TRY IT →
What you return should be each line of the data containing the string "icon".
-- Opening Marker --
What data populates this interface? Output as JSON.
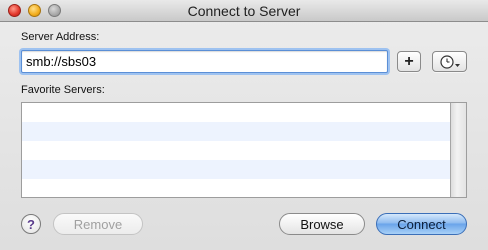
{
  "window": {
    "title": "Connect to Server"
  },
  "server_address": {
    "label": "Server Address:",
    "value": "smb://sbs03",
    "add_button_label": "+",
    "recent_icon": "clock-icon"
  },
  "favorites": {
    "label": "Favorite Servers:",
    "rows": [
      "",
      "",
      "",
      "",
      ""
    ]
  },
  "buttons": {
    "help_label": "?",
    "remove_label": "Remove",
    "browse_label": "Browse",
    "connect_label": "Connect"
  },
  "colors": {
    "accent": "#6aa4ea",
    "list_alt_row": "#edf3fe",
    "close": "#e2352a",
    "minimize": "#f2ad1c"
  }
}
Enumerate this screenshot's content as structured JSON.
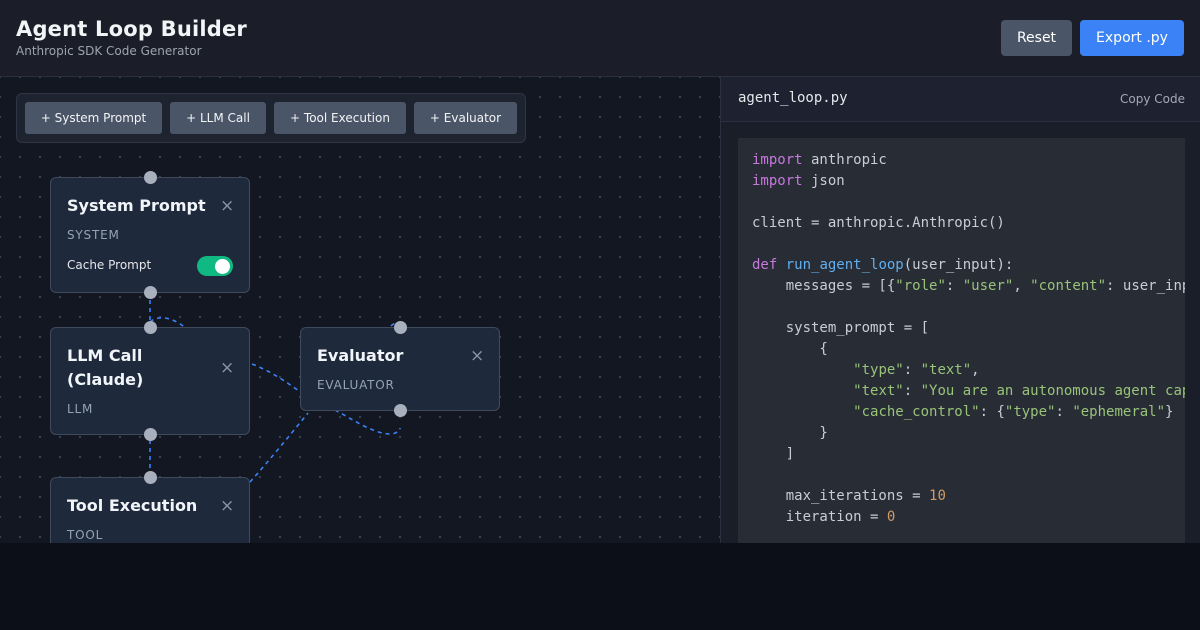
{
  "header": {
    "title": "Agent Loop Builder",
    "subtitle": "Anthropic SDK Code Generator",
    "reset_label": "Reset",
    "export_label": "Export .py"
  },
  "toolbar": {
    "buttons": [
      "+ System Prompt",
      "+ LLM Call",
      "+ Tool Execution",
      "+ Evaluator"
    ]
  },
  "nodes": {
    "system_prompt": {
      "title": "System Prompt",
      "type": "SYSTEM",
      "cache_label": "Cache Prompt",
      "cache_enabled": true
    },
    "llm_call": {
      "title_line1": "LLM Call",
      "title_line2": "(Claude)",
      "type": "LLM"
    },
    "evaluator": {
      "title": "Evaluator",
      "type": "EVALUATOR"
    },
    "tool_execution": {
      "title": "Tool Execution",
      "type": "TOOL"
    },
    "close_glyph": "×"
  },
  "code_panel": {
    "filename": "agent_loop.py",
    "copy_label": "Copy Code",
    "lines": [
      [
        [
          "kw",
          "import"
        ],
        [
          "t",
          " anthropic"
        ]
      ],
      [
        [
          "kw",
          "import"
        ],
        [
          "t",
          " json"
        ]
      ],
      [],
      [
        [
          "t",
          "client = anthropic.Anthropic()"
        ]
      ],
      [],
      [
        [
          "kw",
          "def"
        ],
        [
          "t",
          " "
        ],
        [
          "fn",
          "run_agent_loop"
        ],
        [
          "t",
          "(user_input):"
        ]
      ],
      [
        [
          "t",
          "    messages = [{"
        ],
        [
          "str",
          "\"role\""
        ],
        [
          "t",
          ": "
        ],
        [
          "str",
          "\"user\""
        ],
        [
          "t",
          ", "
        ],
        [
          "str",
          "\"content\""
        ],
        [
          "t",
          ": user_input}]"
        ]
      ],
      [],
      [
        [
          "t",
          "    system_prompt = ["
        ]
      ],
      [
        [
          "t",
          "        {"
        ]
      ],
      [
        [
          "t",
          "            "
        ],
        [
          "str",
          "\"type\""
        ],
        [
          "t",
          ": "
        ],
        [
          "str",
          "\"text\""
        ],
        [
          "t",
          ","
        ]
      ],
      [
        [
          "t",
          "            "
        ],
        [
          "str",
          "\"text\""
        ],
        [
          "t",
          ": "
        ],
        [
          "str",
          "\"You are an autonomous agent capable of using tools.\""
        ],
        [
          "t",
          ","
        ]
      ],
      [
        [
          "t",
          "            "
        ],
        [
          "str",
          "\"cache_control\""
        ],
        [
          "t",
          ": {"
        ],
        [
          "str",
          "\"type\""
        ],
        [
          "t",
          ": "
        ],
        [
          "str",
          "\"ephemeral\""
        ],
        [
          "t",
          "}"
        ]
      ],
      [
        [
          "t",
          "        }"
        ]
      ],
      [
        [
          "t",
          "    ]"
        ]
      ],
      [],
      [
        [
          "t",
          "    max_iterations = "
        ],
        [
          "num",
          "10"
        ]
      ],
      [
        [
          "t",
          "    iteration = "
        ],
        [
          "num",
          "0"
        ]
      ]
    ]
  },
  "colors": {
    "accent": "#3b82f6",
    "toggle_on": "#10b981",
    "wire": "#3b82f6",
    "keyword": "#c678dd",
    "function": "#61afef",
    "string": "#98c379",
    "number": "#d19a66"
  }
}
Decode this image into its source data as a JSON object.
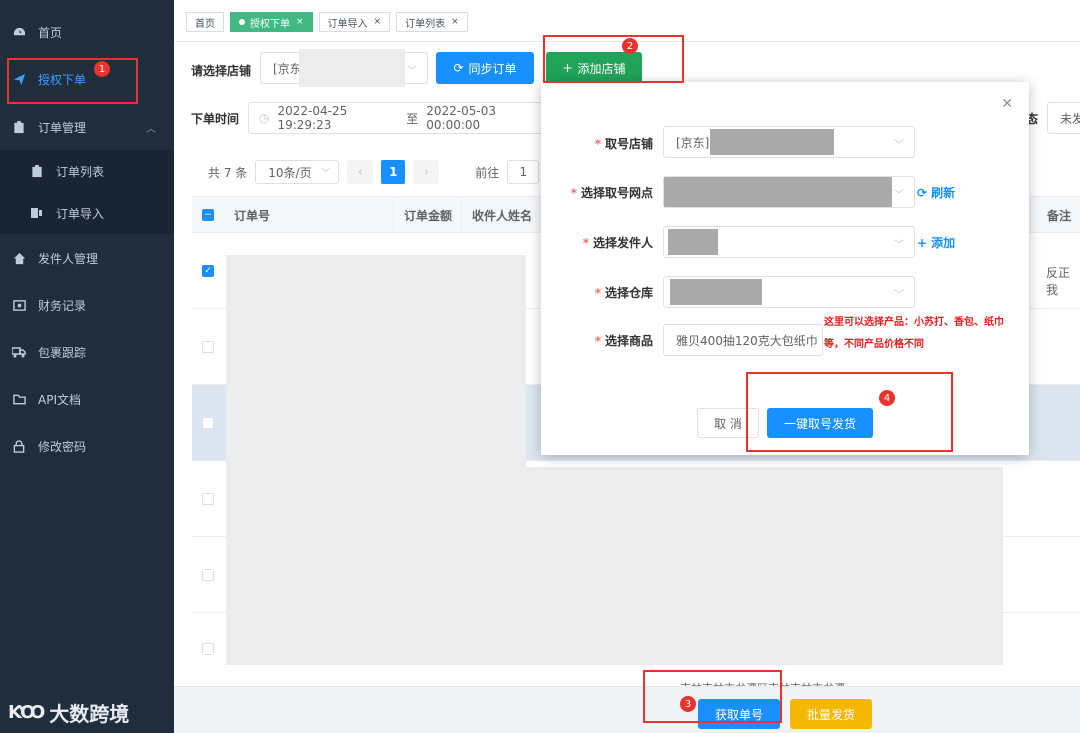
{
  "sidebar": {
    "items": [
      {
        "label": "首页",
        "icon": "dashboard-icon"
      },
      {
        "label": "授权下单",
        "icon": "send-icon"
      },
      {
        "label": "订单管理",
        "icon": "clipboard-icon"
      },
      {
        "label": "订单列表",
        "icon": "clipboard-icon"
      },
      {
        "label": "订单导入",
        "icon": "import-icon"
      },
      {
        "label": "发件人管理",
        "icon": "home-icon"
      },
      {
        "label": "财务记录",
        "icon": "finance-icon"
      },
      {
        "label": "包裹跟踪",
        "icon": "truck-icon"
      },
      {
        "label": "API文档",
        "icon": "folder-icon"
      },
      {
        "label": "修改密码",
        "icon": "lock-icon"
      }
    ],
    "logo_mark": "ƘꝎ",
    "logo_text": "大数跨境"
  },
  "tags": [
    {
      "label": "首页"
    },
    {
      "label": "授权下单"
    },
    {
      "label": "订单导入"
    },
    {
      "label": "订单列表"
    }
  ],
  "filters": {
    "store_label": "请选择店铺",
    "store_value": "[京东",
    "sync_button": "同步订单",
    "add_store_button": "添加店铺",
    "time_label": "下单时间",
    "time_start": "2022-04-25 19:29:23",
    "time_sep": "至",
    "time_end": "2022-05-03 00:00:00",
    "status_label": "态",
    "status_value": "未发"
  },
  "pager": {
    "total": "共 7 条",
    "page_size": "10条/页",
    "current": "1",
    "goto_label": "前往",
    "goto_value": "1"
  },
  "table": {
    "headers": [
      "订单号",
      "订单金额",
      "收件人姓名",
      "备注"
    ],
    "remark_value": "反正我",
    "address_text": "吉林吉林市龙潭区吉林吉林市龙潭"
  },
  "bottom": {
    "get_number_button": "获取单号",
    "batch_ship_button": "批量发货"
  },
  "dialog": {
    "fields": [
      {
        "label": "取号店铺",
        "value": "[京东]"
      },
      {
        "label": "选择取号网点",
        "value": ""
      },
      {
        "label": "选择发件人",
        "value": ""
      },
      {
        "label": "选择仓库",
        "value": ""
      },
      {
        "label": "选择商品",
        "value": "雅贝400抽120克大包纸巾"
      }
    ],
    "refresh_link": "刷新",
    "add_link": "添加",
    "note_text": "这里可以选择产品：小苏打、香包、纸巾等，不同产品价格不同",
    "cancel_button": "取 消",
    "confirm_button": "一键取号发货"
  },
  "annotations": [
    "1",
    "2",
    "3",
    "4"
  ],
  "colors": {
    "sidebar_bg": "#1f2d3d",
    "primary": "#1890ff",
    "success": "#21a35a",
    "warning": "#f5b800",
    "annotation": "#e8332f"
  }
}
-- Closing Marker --
ANSWER TO THE PROBLEM →
    "recent_icon": "clock-icon"
        "icon": "dashboard-icon"
        "icon": "send-icon"
        "icon": "clipboard-icon"
        "icon": "clipboard-icon"
        "icon": "import-icon"
        "icon": "home-icon"
        "icon": "finance-icon"
        "icon": "truck-icon"
        "icon": "folder-icon"
        "icon": "lock-icon"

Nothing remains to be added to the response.